One of our most memorable experiences occurred when we visited the temple construction site in Guayaquil, Ecuador. There President Hinckley recounted to us how that property was selected. On a prior visit, he had been shown several possible locations, but none seemed to satisfy him. While prayerfully searching, he asked about ground on a hill not far from the airport. But it was said to be not for sale. President Hinckley directed that they visit that property anyway. There he received inspiration from the Almighty that this was the right place for the temple. Now we were privileged to stand on that spot reserved by the Lord and then procured for this sacred purpose. Our joy was indescribable.
The prophet makes major decisions on a daily basis. This he does with great capacity. Meanwhile, he encourages each of us to make choices that will “give us growth and joy in this life and eternal life in the world to come.”20
This President of the Church calls many people to serve, knowing that much is required of them. He is keenly aware of their opportunities and risks. “Yes, this work requires sacrifice,” he said. “It requires effort, it means courage to speak out and faith to try. … It needs men and women of solemn purpose.”21 “We know that there are some limits on what you can do, but we know also that there need be no limits on enthusiasm, planning, thoughtful consideration, and effort.”22
Brothers and sisters, the spirit that dwells within each of us can be enriched with enthusiasm and enlightened by the Almighty. The process of spiritual growth is revealed in the scriptures: “Intelligence cleaveth unto intelligence; wisdom receiveth wisdom; truth embraceth truth; … [and] light cleaveth unto light.”23 “That which is of God is light; and he that receiveth light, and continueth in God, receiveth more light; and that light groweth brighter and brighter until the perfect day.”24
Gratefully, we follow prophets who have been given a divine commission: “Whatsoever they shall speak when moved upon by the Holy Ghost shall be scripture, shall be the will of the Lord, shall be the mind of the Lord, shall be the word of the Lord, shall be the voice of the Lord, and the power of God unto salvation.”25
While we follow prophetic teachings, we can develop our spiritual capacities by emulating one such as President Gordon B. Hinckley. I thank God for this prophet. He is the Lord’s anointed. Willingly I follow him. I love him and sustain him.

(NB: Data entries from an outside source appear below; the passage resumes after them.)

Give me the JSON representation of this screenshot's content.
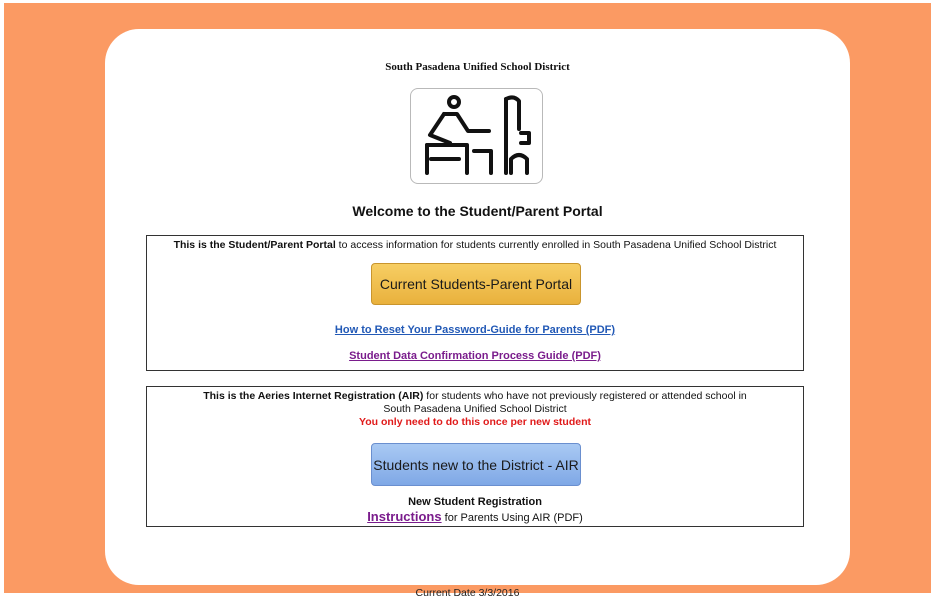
{
  "header": {
    "district_name": "South Pasadena Unified School District",
    "welcome_title": "Welcome to the Student/Parent Portal"
  },
  "logo": {
    "icon": "student-at-desk-icon"
  },
  "portal_section": {
    "intro_bold": "This is the Student/Parent Portal",
    "intro_rest": " to access information for students currently enrolled in South Pasadena Unified School District",
    "button_label": "Current Students-Parent Portal",
    "link_reset_password": "How to Reset Your Password-Guide for Parents (PDF)",
    "link_data_confirmation": "Student Data Confirmation Process Guide (PDF)"
  },
  "air_section": {
    "intro_bold": "This is the Aeries Internet Registration (AIR)",
    "intro_rest": " for students who have not previously registered or attended school in",
    "intro_line2": "South Pasadena Unified School District",
    "notice": "You only need to do this once per new student",
    "button_label": "Students new to the District - AIR",
    "new_reg_title": "New Student Registration",
    "instructions_link": "Instructions",
    "instructions_rest": " for Parents Using AIR (PDF)"
  },
  "footer": {
    "current_date": "Current Date 3/3/2016"
  },
  "colors": {
    "page_background": "#fb9a63",
    "gold_button": "#f0bf4f",
    "blue_button": "#94b8ec",
    "link_blue": "#2259b6",
    "link_purple": "#7a1c8c",
    "notice_red": "#e01a1a"
  }
}
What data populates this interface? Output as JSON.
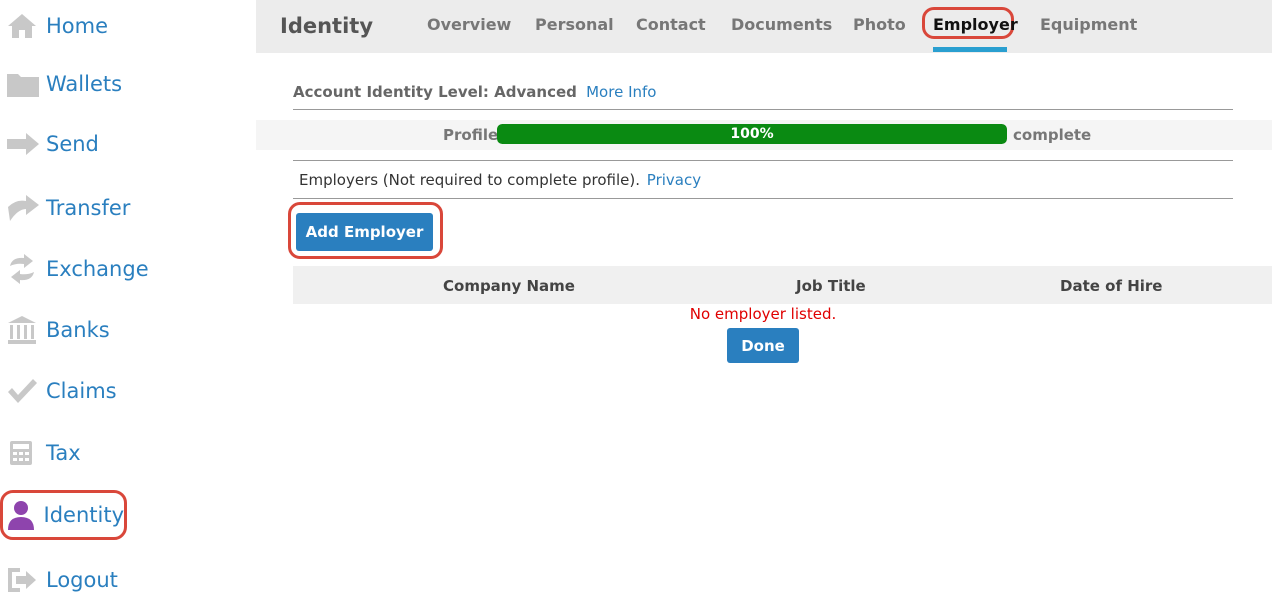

I so testify in the name of Jesus Christ, amen.
Job 32:8. The word spirit in this verse was translated from the Hebrew noun ruwach, which means “wind, air, breath, mind, or spirit.” The Greek noun for spirit is pneuma. It is the root from which English words such as pneumatic tires and pneumonia are derived. Pneuma also means “air, breath, mind, or spirit.” It is used 385 times in the Greek New Testament.
Twenty-four years ago, Elder Gordon B. Hinckley was impressed to speak of his experiences accompanying President Harold B. Lee to nations abroad (see Conference Report, Oct. 1973, 164–65; “We Thank Thee, O God, for a Prophet,” Ensign, Jan. 1974, 124–25).
United States of America, Panama, Nicaragua, Costa Rica, Honduras, El Salvador, Guatemala, Uruguay, Paraguay, Ecuador, and Venezuela.
See Sheri L. Dew, Go Forward with Faith: The Biography of Gordon B. Hinckley (1996), 64.
See Richard G. Scott, “Finding Joy in Life,” Ensign, May 1996, 25–26.
Moses 6:5; see also JST, Gen. 6:5.
“This Is the Work of the Master,” Ensign, May 1995, 70.
See D&C 88:78.
James E. Talmage, Articles of Faith (1962), 167; see also D&C 121:26.
The word enthusiasm comes from Greek roots en, meaning “in,” and theos, meaning “God”—“God within us.”
“Caesar, Circus, or Christ?” in Brigham Young University Speeches of the Year (26 Oct. 1965), 8.
In Conference Report, Oct. 1969, 115.
Bonneville International Corporation Management Seminar, 23 Feb. 1992.